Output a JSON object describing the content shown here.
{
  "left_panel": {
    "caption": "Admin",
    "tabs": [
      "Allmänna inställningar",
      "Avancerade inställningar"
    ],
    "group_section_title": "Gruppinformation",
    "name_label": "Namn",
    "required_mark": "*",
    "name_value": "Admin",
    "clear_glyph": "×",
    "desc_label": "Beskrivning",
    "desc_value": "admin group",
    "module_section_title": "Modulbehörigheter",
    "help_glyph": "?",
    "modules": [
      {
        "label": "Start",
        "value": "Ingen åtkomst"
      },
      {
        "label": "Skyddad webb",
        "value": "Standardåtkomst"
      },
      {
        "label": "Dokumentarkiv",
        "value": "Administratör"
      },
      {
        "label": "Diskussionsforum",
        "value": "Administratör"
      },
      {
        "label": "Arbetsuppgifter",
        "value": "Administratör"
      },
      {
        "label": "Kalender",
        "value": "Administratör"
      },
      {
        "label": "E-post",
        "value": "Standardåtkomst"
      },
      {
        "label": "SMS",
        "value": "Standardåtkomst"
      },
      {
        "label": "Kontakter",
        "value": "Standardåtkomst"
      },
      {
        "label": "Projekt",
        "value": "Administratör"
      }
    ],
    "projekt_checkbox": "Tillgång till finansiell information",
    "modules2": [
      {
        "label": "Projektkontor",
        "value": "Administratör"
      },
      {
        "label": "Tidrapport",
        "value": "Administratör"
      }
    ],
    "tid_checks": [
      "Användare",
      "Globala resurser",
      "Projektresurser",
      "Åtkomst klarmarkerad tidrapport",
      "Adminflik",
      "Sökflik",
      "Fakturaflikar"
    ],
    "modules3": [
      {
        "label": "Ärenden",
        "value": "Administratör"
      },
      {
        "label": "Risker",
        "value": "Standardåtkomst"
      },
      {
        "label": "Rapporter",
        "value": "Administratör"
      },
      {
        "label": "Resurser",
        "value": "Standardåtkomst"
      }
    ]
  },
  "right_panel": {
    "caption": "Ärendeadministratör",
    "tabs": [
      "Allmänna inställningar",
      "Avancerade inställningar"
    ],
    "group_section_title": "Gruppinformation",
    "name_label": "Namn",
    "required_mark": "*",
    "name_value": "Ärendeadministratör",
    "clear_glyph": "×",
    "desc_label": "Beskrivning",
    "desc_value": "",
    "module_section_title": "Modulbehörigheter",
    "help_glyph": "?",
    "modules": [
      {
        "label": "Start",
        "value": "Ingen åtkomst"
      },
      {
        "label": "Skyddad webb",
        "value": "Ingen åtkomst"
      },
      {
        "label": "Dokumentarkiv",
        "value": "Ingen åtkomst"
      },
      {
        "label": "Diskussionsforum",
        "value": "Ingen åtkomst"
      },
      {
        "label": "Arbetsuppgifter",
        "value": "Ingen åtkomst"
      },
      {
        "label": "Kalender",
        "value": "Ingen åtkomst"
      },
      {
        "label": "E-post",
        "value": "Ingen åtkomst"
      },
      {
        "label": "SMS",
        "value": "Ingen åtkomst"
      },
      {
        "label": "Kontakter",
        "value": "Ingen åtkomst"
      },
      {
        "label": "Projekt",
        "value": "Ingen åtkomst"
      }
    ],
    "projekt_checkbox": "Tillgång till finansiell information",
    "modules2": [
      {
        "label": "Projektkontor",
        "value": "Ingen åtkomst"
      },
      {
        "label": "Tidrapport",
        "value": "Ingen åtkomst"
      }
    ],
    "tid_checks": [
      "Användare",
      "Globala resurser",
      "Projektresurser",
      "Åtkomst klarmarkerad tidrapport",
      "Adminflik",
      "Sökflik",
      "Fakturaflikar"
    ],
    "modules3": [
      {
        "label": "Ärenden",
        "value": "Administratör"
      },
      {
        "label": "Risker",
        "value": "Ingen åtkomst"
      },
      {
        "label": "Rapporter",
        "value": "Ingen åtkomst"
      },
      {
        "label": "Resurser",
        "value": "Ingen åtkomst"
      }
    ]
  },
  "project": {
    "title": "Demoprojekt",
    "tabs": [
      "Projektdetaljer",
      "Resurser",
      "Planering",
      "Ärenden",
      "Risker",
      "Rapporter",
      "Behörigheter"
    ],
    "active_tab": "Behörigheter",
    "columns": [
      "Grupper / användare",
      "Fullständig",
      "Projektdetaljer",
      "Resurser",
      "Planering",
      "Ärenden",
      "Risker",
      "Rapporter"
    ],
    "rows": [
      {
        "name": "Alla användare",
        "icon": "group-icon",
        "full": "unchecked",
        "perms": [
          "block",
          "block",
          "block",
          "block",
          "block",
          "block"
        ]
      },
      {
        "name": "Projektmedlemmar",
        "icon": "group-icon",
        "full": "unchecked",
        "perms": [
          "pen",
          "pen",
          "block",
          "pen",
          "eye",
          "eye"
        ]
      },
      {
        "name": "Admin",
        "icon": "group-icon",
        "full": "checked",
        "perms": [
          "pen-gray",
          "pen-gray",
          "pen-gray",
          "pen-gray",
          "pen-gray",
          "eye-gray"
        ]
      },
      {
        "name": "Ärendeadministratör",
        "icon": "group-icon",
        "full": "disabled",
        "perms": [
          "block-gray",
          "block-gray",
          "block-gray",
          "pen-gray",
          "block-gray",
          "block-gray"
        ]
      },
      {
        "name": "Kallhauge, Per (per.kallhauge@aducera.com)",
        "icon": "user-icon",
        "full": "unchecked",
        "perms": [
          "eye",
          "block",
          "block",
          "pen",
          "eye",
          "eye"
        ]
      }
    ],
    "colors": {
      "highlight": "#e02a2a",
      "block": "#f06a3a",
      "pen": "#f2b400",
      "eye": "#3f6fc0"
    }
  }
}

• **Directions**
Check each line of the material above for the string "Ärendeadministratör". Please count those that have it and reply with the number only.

• **Task response**
3